A single line from a blog post I read got me wondering if maybe (just maybe) the answer to a key quantum question has been figuratively lurking under our noses all along.
Put as simply as possible, the question is this: Why is the realm of the very tiny so different from the larger world? (There’s a cosmological question on the other end involving gravity and the realm of the very vast, but that’s another post.)
Here, the answer just might involve the wavelength of matter.
Last post I wrote about a simple substitution cipher Robert J. Sawyer used in his 2012 science fiction political thriller, Triggers. This post I’m writing about a completely different cool thing from a different book by Sawyer, The Terminal Experiment. Published in 1995, it’s one of his earlier novels. It won both a Nebula and a Hugo.
I described the story when I posted about Sawyer, and I’ll let that suffice. As with the previous post, this post isn’t about the plot or theme of the novel. It’s about a single thing mentioned in the book — something that made me think, “Oh! That would be fun to try!”
It’s about a very simple simulation of evolution using random mutations and a “most fit” filter to select a desired final result.
I’ve been enjoying science fiction author Robert J. Sawyer. I wrote about the first three books I read in the previous post. Just after writing that post, I finished a fourth book, Triggers (2012), a present-day political thriller involving accidentally linked minds — one of which belongs to the POTUS.
I liked the story quite a bit, some of it so much I’m inclined to give it a Wow! rating. It was fun, and it presents some tasty food for thought. And I don’t intend to get much into any of that.
Instead, this is about a simple secret code used in the book. It was new to me, and I found it clever, so I thought I’d dash off a quick post about it.
Quite some years ago, poking around Apple’s collection of science fiction eBooks, I noticed Calculating God (2000), by Robert J. Sawyer. I’d never heard of him but got the impression he was a literary author who’d written a science fiction novel about God.
But the book’s description intrigued enough to add to my wish list. It sat there for years. An unknown author, a very long reading list, and Apple’s obnoxious prices, all conspired to keep me from buying it. Recently I noticed Apple had removed it from their catalog.
The library didn’t have it either, but an author search turned up lots of his other SF novels. I tried one, loved it, then tried three more with good result. We seem to have similar interests and sensibilities.
I’m really enjoying summer so far.
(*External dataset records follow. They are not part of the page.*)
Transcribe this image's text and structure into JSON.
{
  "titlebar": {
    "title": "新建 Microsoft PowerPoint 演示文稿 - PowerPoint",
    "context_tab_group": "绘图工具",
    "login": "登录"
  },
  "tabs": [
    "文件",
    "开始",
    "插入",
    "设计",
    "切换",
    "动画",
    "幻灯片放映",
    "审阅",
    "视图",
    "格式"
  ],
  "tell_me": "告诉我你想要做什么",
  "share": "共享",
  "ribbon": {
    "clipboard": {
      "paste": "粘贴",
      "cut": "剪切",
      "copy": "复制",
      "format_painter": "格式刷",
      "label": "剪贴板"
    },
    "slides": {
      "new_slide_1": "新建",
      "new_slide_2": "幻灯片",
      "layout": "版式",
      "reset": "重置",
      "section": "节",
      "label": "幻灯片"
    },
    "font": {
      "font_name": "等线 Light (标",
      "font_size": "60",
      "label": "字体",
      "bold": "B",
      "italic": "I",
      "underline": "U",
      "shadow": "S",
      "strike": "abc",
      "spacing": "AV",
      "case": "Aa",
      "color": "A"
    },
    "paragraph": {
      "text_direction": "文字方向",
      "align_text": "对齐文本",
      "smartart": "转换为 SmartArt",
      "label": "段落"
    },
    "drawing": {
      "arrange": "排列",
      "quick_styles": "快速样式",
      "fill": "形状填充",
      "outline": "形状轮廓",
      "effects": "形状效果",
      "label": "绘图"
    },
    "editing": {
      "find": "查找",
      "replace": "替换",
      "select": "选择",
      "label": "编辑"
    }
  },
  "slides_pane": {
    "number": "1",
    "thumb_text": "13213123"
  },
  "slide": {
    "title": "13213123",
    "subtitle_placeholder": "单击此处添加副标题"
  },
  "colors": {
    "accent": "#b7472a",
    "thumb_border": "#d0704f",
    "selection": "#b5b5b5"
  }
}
Temperatures have mostly been moderate and the nights deliciously cool (“great sleeping weather” as they say). After a long winter, it’s wonderful to have open windows again and the ability to just walk out the door without gearing up in winter gear.
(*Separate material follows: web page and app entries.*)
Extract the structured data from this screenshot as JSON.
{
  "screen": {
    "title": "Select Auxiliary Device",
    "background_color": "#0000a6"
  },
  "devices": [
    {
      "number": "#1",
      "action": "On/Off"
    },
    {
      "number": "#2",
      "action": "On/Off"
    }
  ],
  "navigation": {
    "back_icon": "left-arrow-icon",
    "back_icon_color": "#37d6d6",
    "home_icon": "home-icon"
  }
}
But my least favorite day of the year approaches. Summer Solstice — the death of the light. Thermal inertia makes July and August uncomfortably warm, but, alas, the days get shorter and shorter.
Meanwhile, here in June, it’s time for another edition of Friday Notes.
I’ve been working my way through The Principles of Quantum Mechanics (1930), by Paul Dirac. (It’s available as a Kindle eBook for only 6.49 USD.) It’s perhaps best known for being where he defines and describes his 〈bra|ket〉 notation (which I posted about in QM 101: Bra-Ket Notation). More significantly, Dirac shows how to build a mathematical quantum theory from the ground up.
This is not a pop-science book. Common wisdom is that including even a single equation in a science book greatly reduces reader interest. Dirac’s book, in its 82 chapters, has 785 equations! (And no diagrams, which is a pity. I like diagrams.)
What I wanted to post about is something he mentioned about qubits.
Last night I decided to enjoy a special double feature: Blade Runner (1982), the Ridley Scott classic (final cut), followed by Blade Runner 2049 (2017), the Denis Villeneuve sequel. I’ve seen the original many times, although not in years, so it was great to see it once again. For a 40-year-old science fiction movie, it’s stood the test of time well and is rightfully considered a modern classic.
The Villeneuve sequel, I think, will never be more than a forgotten footnote. It comes out the gate suffering from being an attempt to ride the coattails of an original work by another (better) artist. Stir in Villeneuve’s self-indulgent excessively languid pacing and tendency to put image over substance, and the result is (at least to me) unmemorable.
I started fast-forwarding scenes and ultimately turned it off 45 minutes from the end. I only lasted that long because I wanted to see the part with Harrison Ford.
Last post I mentioned that I’d started reading The Big U (1984), by Neal Stephenson, one of my favorite authors. (See these posts.) Other than a few books done with co-authors, I’ve read nearly everything of his. The exceptions are The Baroque Cycle trilogy (which I’ve been putting off) and, until now, The Big U, his very first novel.
Stephenson didn’t become popular until his third novel, Snow Crash (1992), which is still one of my favorites (perhaps, in part, because it was the first of his novels that I read). As with his second novel, Zodiac (1988), his first is a biting present-day social satire and not really science fiction.
That said, it does involve nuclear waste, giant mutant rats, and a student-made rail gun.